Top of Given entries
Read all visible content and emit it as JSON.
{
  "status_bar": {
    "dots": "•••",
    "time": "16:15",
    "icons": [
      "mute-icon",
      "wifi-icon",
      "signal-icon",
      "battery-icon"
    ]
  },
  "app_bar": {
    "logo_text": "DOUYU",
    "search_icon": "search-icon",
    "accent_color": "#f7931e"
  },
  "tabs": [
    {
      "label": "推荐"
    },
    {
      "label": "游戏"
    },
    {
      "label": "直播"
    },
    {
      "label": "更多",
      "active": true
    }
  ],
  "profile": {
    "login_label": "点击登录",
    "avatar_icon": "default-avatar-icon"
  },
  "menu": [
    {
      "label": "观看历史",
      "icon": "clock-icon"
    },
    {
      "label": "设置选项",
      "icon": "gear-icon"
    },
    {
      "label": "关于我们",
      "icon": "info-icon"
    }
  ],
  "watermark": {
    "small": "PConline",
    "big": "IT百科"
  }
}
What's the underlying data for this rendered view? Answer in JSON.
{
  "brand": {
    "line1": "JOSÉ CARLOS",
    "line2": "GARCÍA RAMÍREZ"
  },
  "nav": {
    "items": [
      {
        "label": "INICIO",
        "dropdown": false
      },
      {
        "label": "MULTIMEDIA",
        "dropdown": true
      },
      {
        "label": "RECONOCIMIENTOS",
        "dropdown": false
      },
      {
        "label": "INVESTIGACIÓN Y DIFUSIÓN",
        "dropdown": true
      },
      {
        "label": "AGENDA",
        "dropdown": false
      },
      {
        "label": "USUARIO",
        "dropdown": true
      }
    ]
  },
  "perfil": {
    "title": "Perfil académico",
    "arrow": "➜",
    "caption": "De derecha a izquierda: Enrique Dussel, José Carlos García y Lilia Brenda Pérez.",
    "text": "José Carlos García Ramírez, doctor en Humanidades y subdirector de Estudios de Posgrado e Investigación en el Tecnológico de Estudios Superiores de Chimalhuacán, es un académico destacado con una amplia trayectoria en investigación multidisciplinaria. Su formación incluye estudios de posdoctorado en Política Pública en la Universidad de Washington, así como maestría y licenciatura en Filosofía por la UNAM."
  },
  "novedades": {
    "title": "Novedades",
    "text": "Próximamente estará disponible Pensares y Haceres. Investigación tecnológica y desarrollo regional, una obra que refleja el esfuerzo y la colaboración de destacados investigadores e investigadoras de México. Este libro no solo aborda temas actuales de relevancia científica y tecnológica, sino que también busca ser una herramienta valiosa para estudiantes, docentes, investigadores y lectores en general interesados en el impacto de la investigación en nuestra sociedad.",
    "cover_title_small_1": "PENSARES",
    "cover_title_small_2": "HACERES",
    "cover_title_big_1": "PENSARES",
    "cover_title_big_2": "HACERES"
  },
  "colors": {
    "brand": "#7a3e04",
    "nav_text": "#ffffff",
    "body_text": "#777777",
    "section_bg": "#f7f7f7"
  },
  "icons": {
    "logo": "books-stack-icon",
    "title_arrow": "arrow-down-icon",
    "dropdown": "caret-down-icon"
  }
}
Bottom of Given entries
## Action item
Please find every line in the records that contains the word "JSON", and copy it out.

## Result of the task
Read all visible content and emit it as JSON.
What's the underlying data for this rendered view? Answer in JSON.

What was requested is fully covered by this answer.